Copy, from the data below, every line that has "backward" in it.

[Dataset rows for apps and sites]
----
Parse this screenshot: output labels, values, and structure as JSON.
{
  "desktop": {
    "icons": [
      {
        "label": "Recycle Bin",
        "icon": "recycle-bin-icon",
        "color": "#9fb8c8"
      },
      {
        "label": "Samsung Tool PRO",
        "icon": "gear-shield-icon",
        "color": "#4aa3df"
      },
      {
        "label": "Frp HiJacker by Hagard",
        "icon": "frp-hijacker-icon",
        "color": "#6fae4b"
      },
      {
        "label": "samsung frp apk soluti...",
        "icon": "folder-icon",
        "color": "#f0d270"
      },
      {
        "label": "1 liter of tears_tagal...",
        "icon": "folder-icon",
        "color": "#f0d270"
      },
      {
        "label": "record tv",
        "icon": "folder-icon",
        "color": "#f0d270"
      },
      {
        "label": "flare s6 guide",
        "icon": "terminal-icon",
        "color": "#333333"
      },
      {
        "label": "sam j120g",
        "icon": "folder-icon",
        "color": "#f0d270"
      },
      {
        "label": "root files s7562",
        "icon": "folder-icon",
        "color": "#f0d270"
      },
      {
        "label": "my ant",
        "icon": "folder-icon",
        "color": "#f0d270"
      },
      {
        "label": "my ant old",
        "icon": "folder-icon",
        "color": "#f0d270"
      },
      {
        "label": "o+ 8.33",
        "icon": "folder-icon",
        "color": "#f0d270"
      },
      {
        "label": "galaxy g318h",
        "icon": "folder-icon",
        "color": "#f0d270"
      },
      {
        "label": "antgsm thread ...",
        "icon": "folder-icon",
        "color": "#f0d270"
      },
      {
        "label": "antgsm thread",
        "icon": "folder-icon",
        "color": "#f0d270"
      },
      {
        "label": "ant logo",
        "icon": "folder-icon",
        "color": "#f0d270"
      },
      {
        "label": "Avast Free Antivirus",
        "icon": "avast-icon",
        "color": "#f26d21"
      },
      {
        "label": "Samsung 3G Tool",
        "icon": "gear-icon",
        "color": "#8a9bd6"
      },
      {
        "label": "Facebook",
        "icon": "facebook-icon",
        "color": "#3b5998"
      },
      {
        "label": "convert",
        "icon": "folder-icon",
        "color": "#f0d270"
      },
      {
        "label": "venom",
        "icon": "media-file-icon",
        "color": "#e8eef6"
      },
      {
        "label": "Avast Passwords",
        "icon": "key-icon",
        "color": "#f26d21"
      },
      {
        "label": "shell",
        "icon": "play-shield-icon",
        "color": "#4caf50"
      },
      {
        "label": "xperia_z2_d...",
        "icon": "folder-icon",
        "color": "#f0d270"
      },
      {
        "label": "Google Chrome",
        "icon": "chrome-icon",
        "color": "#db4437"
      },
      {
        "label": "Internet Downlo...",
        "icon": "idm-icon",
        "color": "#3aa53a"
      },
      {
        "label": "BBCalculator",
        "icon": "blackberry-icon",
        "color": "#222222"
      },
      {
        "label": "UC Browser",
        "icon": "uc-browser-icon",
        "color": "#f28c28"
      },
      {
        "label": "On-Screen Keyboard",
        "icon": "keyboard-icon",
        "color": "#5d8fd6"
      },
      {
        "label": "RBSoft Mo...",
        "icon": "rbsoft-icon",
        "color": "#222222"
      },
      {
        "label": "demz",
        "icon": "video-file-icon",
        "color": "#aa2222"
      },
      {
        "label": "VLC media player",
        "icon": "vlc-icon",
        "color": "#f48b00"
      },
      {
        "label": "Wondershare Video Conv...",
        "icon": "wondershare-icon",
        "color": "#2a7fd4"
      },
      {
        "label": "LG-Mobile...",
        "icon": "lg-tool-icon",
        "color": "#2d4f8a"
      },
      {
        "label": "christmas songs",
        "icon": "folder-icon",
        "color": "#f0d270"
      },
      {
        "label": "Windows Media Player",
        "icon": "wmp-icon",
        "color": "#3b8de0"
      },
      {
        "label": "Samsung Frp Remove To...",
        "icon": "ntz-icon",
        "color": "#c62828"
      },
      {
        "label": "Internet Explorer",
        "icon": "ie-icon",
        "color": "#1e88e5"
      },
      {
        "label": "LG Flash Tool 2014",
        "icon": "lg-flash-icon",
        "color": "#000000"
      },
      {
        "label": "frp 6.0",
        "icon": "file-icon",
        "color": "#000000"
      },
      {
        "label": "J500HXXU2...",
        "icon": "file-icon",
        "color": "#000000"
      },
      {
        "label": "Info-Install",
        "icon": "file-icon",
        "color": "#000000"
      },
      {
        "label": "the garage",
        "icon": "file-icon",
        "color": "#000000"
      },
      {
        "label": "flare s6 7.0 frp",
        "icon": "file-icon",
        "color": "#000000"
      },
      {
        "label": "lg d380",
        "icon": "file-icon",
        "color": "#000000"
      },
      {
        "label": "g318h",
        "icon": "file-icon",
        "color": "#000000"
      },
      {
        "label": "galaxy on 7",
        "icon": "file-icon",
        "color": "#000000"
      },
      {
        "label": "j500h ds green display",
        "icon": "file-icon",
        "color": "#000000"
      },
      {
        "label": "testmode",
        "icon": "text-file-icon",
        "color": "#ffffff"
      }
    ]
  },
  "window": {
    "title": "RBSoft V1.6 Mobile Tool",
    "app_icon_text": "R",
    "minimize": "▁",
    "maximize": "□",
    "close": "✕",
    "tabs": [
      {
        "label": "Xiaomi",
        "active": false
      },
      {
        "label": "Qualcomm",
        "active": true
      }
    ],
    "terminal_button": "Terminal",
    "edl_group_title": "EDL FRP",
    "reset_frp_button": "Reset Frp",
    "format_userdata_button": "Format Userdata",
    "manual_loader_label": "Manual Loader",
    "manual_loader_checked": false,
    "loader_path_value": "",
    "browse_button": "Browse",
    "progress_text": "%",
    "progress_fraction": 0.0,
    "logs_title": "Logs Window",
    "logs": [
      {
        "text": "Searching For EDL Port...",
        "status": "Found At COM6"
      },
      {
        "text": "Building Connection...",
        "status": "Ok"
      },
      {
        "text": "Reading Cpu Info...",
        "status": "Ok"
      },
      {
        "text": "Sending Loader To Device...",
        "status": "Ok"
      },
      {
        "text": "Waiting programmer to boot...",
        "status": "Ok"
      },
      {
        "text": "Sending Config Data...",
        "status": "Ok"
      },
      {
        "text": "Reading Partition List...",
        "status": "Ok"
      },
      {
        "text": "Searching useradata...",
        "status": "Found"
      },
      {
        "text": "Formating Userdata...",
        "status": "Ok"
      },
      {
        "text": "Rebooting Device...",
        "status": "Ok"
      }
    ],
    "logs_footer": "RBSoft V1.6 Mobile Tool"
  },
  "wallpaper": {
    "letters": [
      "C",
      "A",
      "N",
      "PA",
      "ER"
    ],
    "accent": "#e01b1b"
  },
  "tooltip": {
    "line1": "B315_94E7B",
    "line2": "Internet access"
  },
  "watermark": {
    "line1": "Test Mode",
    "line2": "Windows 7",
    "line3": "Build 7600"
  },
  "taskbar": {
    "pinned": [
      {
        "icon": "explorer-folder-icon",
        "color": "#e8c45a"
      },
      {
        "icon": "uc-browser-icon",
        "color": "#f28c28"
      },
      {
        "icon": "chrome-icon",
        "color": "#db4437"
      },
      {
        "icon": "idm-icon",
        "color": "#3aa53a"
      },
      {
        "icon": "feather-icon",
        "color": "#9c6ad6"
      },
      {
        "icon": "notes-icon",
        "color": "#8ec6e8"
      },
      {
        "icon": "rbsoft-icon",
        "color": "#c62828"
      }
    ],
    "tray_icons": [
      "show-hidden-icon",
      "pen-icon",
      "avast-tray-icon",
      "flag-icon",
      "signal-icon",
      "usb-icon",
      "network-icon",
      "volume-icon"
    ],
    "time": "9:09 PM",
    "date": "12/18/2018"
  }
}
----
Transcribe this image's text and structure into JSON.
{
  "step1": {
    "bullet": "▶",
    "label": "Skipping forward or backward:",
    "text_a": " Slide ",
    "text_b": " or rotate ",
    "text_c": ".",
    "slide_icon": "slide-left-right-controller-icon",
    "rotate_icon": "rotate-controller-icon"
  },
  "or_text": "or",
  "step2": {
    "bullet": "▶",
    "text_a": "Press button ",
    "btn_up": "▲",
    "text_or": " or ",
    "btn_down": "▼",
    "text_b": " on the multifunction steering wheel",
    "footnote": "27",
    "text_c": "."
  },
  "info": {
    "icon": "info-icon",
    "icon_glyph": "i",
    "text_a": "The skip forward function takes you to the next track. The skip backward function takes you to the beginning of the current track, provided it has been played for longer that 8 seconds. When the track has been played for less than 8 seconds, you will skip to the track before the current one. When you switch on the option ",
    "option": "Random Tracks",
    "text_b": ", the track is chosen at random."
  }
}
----
TASK OUTPUT:
    "label": "Skipping forward or backward:",
    "text_a": "The skip forward function takes you to the next track. The skip backward function takes you to the beginning of the current track, provided it has been played for longer that 8 seconds. When the track has been played for less than 8 seconds, you will skip to the track before the current one. When you switch on the option ",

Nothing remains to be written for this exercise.